Orthopaedist, Inventor, and CEO Improves Care for Patients with Motion Loss
One of the most problematic complications that can occur from orthopaedic surgery is motion loss. Thankfully, physicians are problem solvers – whether it’s performing a complex surgery, researching new clinical methodologies, or reducing waste – they are focused on improving patient outcomes.
Thomas Branch, MD, University of Minnesota Department of Orthopaedic Surgery alumnus, has taken his desire to solve complex issues to the next level by inventing an exoskeleton system that helps patients with motion loss recovery, and a robotic knee testing system to help in the diagnosis of complex knee injuries. The relentless pursuit of these projects has resulted in over 40 patents and 30 peer reviewed publications.
Branch has always had an analytical and inventive mind. While he was a math major at Duke University, his family encouraged him to become a physician, while he wanted to be an engineer.
“When I went to medical school I was bored,” he admitted. “Medical school is all about memorization, and math is all about fundamental concepts and analysis.”
Thankfully, Branch encountered mentors who would help unite his passions. Robert Hunter, MD, former chief of sports medicine, Max Donath, PhD, and Roby Thompson Jr., MD, former department chair, offered Branch a spot in the University of Minnesota residency program, plus a year to do research in the Department of Mechanical Engineering.
“What my fellow residents didn’t know was that I left my orthopaedic residency program at Emory University for this opportunity which included a lab spot,” he shared. “Yet, it was the lab opportunity that has acted as a springboard towards impacting the lives of over 100,000 patients.”

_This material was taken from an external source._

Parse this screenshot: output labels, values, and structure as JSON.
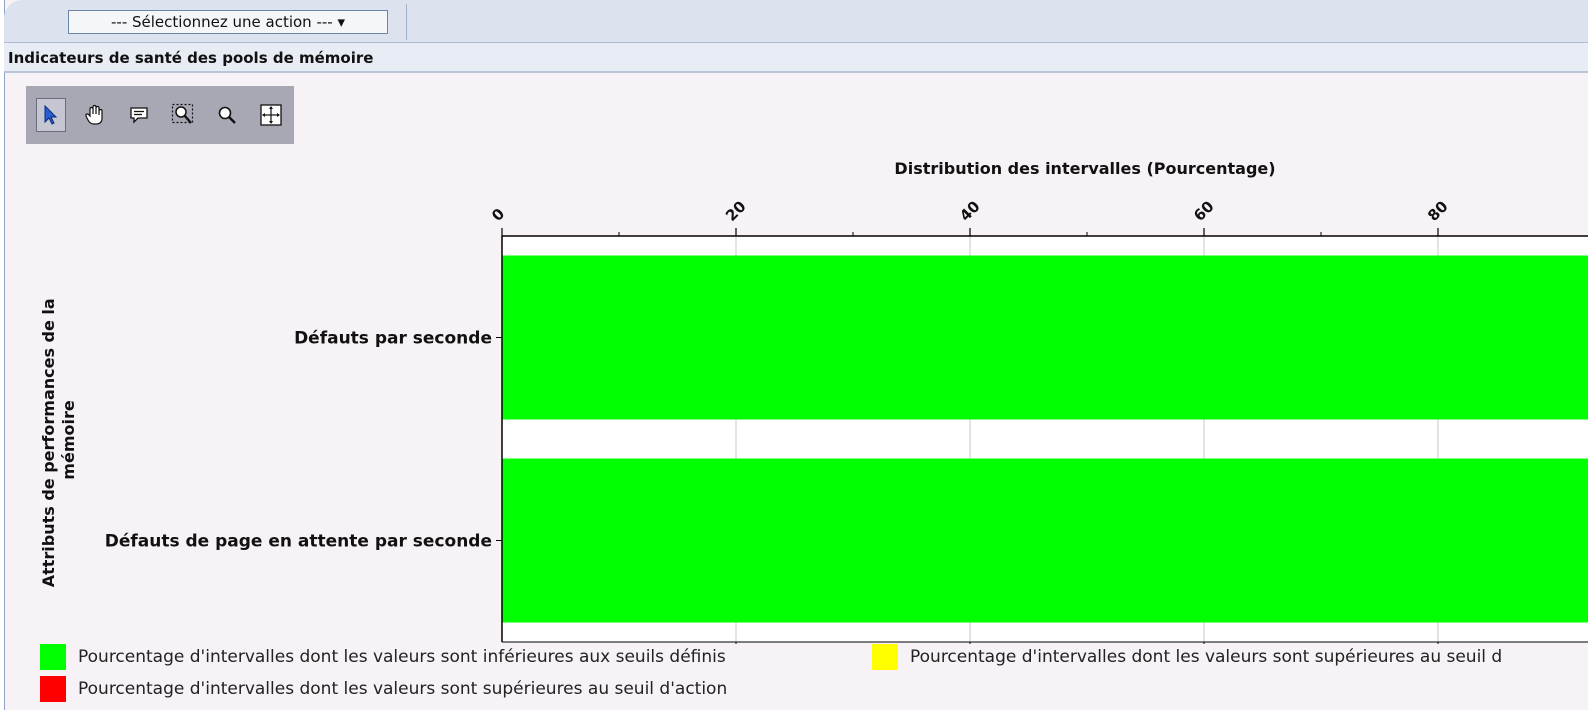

While in the lab, Branch completed his master’s degree in mechanical engineering, and his master’s thesis won the AOSSM Young Investigator’s Award. After graduating from the U of M residency program in 1987, he completed a shoulder and knee fellowship at the University of Florida, which opened the door to gait analysis and anterior cruciate ligament (ACL) research.
In 1988, he was appointed as the chief of sports medicine at Emory Clinic, and director of orthopaedic biomechanics at the Veterans Affairs Medical Center in Atlanta, GA. In 1996, Branch pursued a private practice and established the University Clinic at Dekalb Medical Center and Northside Hospital.
After recently retiring from his successful orthopaedic practice, Branch has devoted most of his time to his role as CEO of ERMI, which stands for End Range of Motion Improvement. The medical service company partners with orthopaedic surgeons and physical therapists to accelerate motion recovery in patients who fail the normal postoperative course of therapy.
“We’re the number one nonoperative solution for motion loss, and we’re in the process of becoming the standard of care,” he said. “The current standard of care involves a motion loss surgery like a manipulation and/or arthroscopic scar resection with its concomitant 5-25 percent complication rate. We believe that a patient needs to be given an option to use a nonoperative treatment to regain motion with a zero percent complication rate in 20 years. The service is so effective that it is financially risk-free for the patient and payer.”
Motion loss typically occurs as a consequence of tearing tissue, and when you tear blood vessels, problematic growth factors may occur. Branch’s research found that in cases where an ACL, which is vascular, was torn, more cells began to differentiate down the fibroblast line as opposed to the white cell line, which are the clean-up cells.
“We studied synovial cells harvested during an ACL surgery, the biological response in this environment is the production of more scar tissue (fibroblasts),” he explained.
The solution allows patients to recover at home while receiving a force concentration urging motion recovery similar to the level that a physical therapist would provide.
“What we designed was an exoskeleton system, not a brace, that uses hydraulics to apply forces to the knee, shoulder, and elbow,” Branch explained. “Like silly putty, you can stretch scar tissue without tearing it, resulting in motion recovery without new scar tissue formation.”
Apart from his work with ERMI, Branch has also taken an interest in objectively evaluating knee injuries. According to Branch, knee examinations and their findings are largely dependent upon who trained the orthopaedist and their personal experience.
“When you tell the patient what you think is wrong with the knee, you’re basically telling them your personal physical exam findings, which are subjective,” Branch said. “In order to objectify that, we have come up with a robotic knee testing system that can tell you joint play in three dimensions within a half degree, or half a millimeter. This allows the surgeon to quantitatively know if the knee has the capability to sublux into a non-anatomical position, indicating potential instability.”
“The idea is to provide information to the surgeon so that he or she will be able to distinguish between patients that need surgery, and those patients best handled nonoperatively,” he added.
Branch says that his residency at the University of Minnesota, and the leadership of Dr. Thompson, greatly influenced his career.
“Dr. Thompson helped me recognize that having a noble purpose is in fact the essence of being an excellent surgeon,” he shared.
He fondly recalls the other faculty members that helped him throughout his residency.
“I have a huge admiration for the faculty members that supported me throughout my education,” he said. “Specifically, Drs. Elizabeth Arendt, Robert Hunter, David Fischer, Thomas Comfort, and Fred Behrens made an impact on my career because of their innovative minds, thirst for knowledge, and excellence in patient care.”
“I’d just like to thank the community at the University of Minnesota, the residents, and staff for being a part of my success,” Branch said.